A house is a house. A shell. Wood. Stone. Metal. Hay. Sticks. Whatever. A house is just…a house.
Except sometimes it’s not.
Sometimes it’s so much more.
Smells and sounds and creaks and crannies and scratches and dents and scuff marks and worn places on the floors. Doors that won’t quite close and windows that will never open again because they’ve been painted so many times you wonder if the layers of color are thicker than the wood itself.
Sometimes a house is childhood memories and teenage memories and grown-up memories all bundled up and held close, so that when you open the door and walk into a room you can smell your grandmother’s lotion…even though she’s been dead for 10 years. Or walk down the basement stairs and see your grandfather at his workbench…even though he’s been gone for four.
Sometimes you can walk around the corner outside the house and remember being little and trying to stand and balance on the fire hydrant at the corner because your big brother could…so you have to try. Or walk through the garden gate and hear the click of the latch and think of a winding path and water fountain and Shirley Temples and tomato plants…knowing it hasn’t been like that in 30 years.

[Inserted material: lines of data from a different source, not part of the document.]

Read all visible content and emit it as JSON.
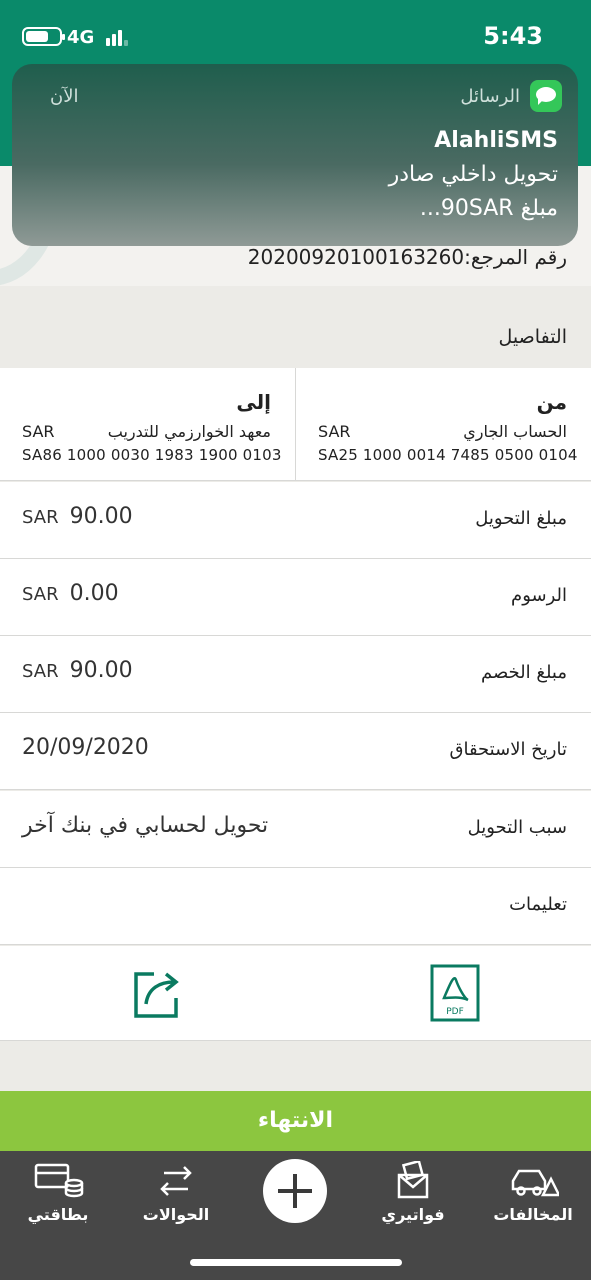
{
  "status": {
    "network": "4G",
    "time": "5:43"
  },
  "notification": {
    "app_name": "الرسائل",
    "time": "الآن",
    "sender": "AlahliSMS",
    "line1": "تحويل داخلي صادر",
    "line2": "مبلغ 90SAR..."
  },
  "reference": "رقم المرجع:20200920100163260",
  "section_title": "التفاصيل",
  "from": {
    "title": "من",
    "account_name": "الحساب الجاري",
    "currency": "SAR",
    "iban": "SA25 1000 0014 7485 0500 0104"
  },
  "to": {
    "title": "إلى",
    "account_name": "معهد الخوارزمي للتدريب",
    "currency": "SAR",
    "iban": "SA86 1000 0030 1983 1900 0103"
  },
  "details": [
    {
      "label": "مبلغ التحويل",
      "currency": "SAR",
      "value": "90.00"
    },
    {
      "label": "الرسوم",
      "currency": "SAR",
      "value": "0.00"
    },
    {
      "label": "مبلغ الخصم",
      "currency": "SAR",
      "value": "90.00"
    },
    {
      "label": "تاريخ الاستحقاق",
      "currency": "",
      "value": "20/09/2020"
    },
    {
      "label": "سبب التحويل",
      "currency": "",
      "value": "تحويل لحسابي في بنك آخر"
    },
    {
      "label": "تعليمات",
      "currency": "",
      "value": ""
    }
  ],
  "actions": {
    "pdf_icon": "pdf-icon",
    "share_icon": "share-icon",
    "pdf_text": "PDF"
  },
  "finish_label": "الانتهاء",
  "tabs": [
    {
      "label": "المخالفات",
      "icon": "car-warning-icon"
    },
    {
      "label": "فواتيري",
      "icon": "bill-envelope-icon"
    },
    {
      "label": "",
      "icon": "plus-icon"
    },
    {
      "label": "الحوالات",
      "icon": "transfer-arrows-icon"
    },
    {
      "label": "بطاقتي",
      "icon": "cards-coins-icon"
    }
  ],
  "colors": {
    "brand_green": "#0a8a6a",
    "finish_green": "#8cc63f",
    "tabbar": "#474747"
  }
}
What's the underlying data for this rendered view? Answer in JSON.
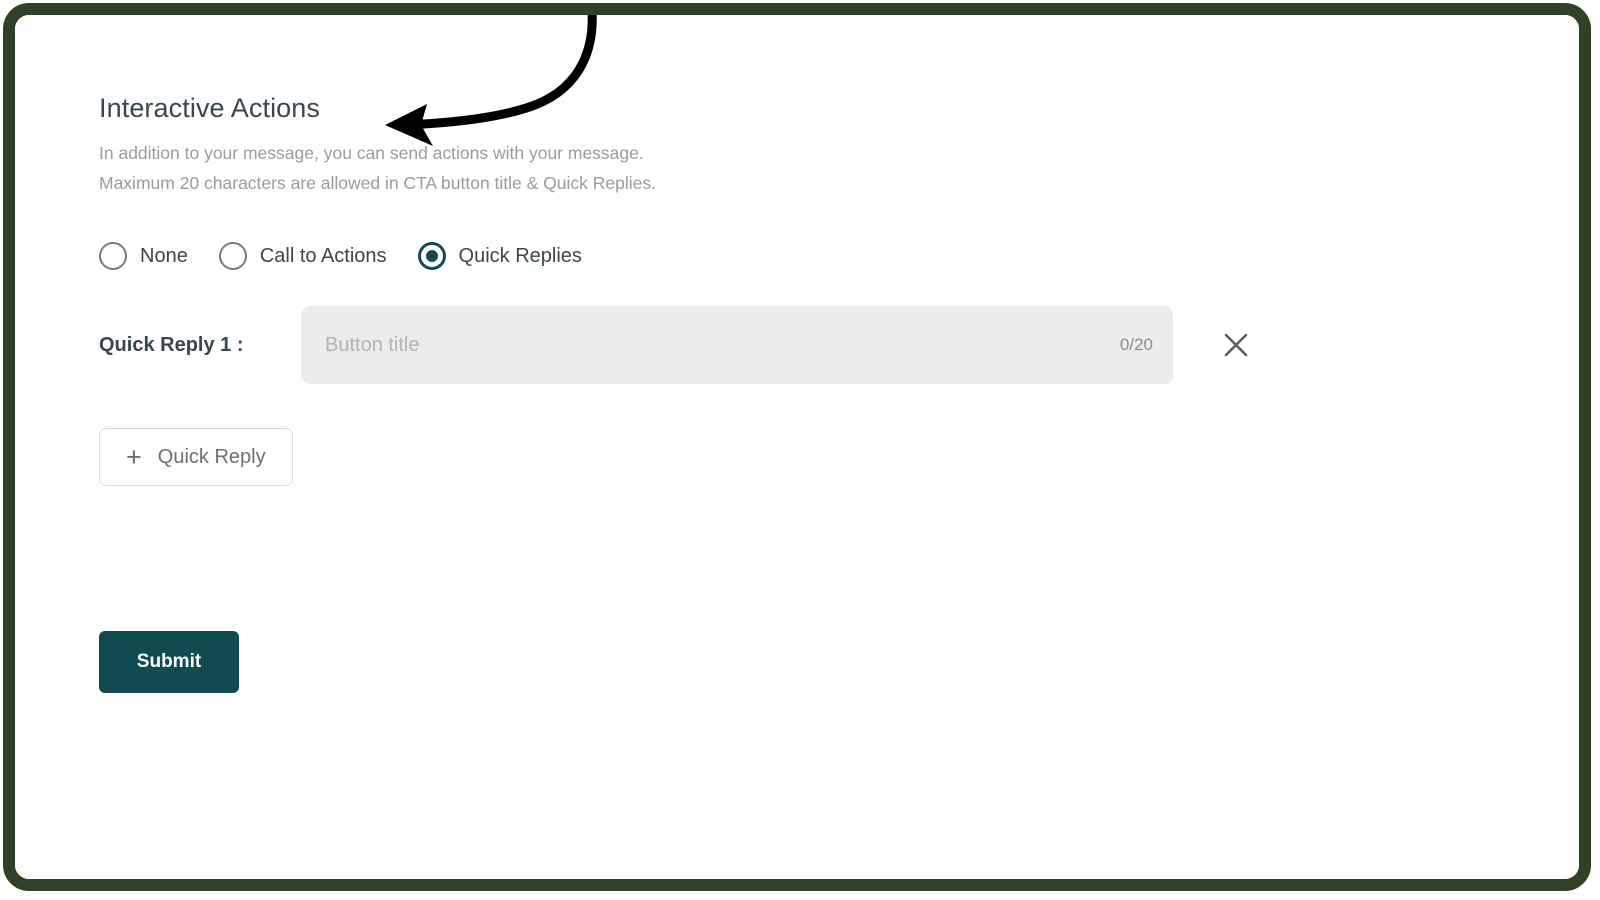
{
  "frame": {
    "border_color": "#2f4225",
    "background": "#ffffff"
  },
  "section": {
    "title": "Interactive Actions",
    "description_line_1": "In addition to your message, you can send actions with your message.",
    "description_line_2": "Maximum 20 characters are allowed in CTA button title & Quick Replies."
  },
  "action_type": {
    "selected": "Quick Replies",
    "options": [
      {
        "label": "None",
        "selected": false
      },
      {
        "label": "Call to Actions",
        "selected": false
      },
      {
        "label": "Quick Replies",
        "selected": true
      }
    ]
  },
  "quick_replies": [
    {
      "label": "Quick Reply 1 :",
      "value": "",
      "placeholder": "Button title",
      "counter": "0/20",
      "remove_icon": "close-icon"
    }
  ],
  "add_button": {
    "icon": "plus-icon",
    "icon_glyph": "+",
    "label": "Quick Reply"
  },
  "submit": {
    "label": "Submit",
    "color": "#124b4f"
  },
  "annotation": {
    "type": "curved-arrow",
    "color": "#000000",
    "points_to": "Interactive Actions"
  },
  "colors": {
    "accent": "#124b4f",
    "frame": "#2f4225",
    "input_background": "#ececec",
    "muted_text": "#9b9b9b",
    "heading_text": "#3a4750"
  }
}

Sometimes a house is home base…a link to the town that has been and will be a part of you all your life. Where walks begin that take you through rows of houses down narrow streets you’ve walked with your dad over and over again. Over brick side walks that make you stumble if you aren’t careful. Past the flower shop you’ve dreamed of owning. Through St. John’s College. Down the street to the post office or bank where they knew your grandfather by name. Down Main Street to Ego Alley and the Market House and the City Dock where you watched boats and concerts and people. Along the wall and through the gates of the Naval Academy where you played frisbee or explored or sat at the sea wall and learned the difference between a yawl and a sloop and a schooner. Over “Sai’s Bridge” to the house where Tera was born. Or to see the house you remember living in with the huge lilac bush out front and marigolds that Mom let you make chains with. Or down the street where you learned to ride a bike.
Sometimes a house has staircases that you remember walking up and down a million times and no matter how hard you tried, you couldn’t do it silently. And you think of when your grandmother chased your brother up the stairs to prove she could still catch him…long, long before the back surgeries and crippling began. Sometimes those staircases lead to second floors with balconies that let you look over the wall and see the midshipmen parading by. Sometimes they lead to the third floor with its slanted ceilings and mysterious opening to the house next door.
Sometimes houses stay in the family. And you grow up loving them because they always were…no matter how many other changes happened in your life. And you know that they are loved…more than they should be…and you grow up loving them because they hold the people and things and times and laughter and tears that you love. And sometimes they become a part of someone…so that saying goodbye and letting go is like saying goodbye and letting go of those people who you loved and times that were great all over again. And doing that means missing them all over again, only more tangibly because you know you will never have this house to come back to again. And never smell that wonderful 257 or Papa’s Basement smell again. And maybe you fear that letting go of this means losing your connection to part of your life that you just can’t give up.
But sometimes the opportunity to say goodbye to such a house gives you a chance to realize how thankful you are that it is, has been and always will be part of your life. So instead of being tearful or sad, you can be overwhelmingly grateful for memories of sailboats and the Chesapeake Bay and Mimi’s charm and Papa’s ability to fix everything and getting your arm stuck in the bannister and bringing a live bird in to live in Mimi’s birdcage that hung over the bed on the second floor and the board where Papa measured you as you grew taller and lion faces on dining room chairs and tiptoeing to make yourself look like you had four eyes in the gold framed beveled mirror and standing on the balcony and exploring the town and taking care of Mimi when she had her back surgery and being here when Papa died.
I will always treasure these few days that Tera and I could come here now…bidding farewell to this house.
Because even though a house is just a house…sometimes it’s not.
Sometimes it’s so much more.